* Exercise *
Reproduce each line from the records that holds "subject".

* Saved entries *

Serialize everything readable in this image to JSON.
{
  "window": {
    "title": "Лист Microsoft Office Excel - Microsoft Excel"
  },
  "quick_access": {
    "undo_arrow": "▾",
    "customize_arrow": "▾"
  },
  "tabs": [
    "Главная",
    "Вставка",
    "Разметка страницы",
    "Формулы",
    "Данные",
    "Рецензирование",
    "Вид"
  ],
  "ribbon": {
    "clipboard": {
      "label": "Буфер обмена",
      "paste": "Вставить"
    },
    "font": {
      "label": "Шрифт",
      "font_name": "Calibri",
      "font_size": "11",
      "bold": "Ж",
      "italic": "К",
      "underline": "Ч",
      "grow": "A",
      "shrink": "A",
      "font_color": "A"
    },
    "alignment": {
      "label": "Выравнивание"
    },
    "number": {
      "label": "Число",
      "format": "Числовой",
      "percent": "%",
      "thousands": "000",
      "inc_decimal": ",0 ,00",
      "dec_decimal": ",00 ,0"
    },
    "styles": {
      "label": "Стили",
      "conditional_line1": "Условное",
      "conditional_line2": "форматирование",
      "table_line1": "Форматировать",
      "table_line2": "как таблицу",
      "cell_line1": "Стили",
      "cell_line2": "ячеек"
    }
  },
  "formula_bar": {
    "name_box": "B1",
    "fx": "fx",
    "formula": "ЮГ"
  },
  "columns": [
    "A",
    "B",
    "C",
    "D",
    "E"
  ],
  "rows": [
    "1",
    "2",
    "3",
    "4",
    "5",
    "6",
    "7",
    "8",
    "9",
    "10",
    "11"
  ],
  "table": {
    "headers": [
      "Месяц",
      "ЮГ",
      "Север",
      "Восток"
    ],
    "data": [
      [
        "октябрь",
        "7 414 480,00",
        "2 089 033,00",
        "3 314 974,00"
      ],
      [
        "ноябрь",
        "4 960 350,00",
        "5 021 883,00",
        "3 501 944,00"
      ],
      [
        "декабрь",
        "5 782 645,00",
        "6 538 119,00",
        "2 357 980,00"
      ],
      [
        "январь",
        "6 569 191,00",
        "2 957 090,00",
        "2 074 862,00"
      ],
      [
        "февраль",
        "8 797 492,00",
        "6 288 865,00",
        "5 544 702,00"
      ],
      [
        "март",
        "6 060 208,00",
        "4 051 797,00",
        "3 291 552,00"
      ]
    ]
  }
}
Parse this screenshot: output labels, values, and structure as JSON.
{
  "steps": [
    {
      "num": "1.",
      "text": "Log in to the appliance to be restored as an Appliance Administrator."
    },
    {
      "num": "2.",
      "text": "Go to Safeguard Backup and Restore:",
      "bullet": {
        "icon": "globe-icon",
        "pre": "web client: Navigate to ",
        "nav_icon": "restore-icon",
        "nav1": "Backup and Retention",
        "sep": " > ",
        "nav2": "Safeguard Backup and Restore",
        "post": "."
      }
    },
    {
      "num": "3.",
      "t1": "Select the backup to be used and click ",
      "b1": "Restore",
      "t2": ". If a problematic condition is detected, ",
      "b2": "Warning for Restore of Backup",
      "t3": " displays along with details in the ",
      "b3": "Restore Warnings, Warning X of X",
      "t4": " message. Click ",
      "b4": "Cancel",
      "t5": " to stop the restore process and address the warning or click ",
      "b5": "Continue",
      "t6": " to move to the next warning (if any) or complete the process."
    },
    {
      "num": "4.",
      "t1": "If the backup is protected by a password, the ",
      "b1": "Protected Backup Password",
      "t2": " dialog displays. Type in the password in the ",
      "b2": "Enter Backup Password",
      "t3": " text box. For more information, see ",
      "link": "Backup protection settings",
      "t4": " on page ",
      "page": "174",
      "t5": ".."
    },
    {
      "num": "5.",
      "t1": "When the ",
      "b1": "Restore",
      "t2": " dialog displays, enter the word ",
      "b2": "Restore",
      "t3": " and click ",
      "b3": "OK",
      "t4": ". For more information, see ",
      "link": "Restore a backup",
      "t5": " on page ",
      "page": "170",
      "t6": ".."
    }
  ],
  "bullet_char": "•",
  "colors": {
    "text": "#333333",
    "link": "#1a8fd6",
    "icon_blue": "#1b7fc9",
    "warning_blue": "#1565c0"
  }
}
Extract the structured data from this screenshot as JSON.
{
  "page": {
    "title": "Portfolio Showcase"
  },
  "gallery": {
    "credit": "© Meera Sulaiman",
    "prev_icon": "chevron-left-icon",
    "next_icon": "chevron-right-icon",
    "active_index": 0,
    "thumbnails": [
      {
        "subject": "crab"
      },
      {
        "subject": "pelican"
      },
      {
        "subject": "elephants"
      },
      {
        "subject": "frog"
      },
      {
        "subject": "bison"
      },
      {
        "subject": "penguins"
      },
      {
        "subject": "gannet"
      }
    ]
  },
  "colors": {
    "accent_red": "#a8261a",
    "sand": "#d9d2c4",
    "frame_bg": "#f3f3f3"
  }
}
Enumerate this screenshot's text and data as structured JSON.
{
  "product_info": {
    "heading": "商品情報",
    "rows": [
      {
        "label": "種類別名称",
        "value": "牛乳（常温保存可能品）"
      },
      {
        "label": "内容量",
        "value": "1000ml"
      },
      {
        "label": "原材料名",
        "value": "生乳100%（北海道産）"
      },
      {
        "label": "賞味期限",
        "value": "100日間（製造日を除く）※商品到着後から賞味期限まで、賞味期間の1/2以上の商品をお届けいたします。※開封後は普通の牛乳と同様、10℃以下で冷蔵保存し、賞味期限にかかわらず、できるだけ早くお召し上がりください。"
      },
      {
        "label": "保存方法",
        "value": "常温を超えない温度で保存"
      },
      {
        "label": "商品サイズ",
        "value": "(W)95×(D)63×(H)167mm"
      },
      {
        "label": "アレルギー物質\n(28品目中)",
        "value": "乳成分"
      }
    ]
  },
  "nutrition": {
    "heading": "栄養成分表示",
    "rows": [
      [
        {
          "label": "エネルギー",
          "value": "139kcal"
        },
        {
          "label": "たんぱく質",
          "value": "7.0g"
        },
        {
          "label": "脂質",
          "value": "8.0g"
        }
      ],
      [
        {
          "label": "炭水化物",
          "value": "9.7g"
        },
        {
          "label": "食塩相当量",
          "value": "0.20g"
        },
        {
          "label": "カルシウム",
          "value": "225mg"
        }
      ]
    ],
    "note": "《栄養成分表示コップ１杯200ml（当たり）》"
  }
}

* Written reply *
        "subject": "crab"
        "subject": "pelican"
        "subject": "elephants"
        "subject": "frog"
        "subject": "bison"
        "subject": "penguins"
        "subject": "gannet"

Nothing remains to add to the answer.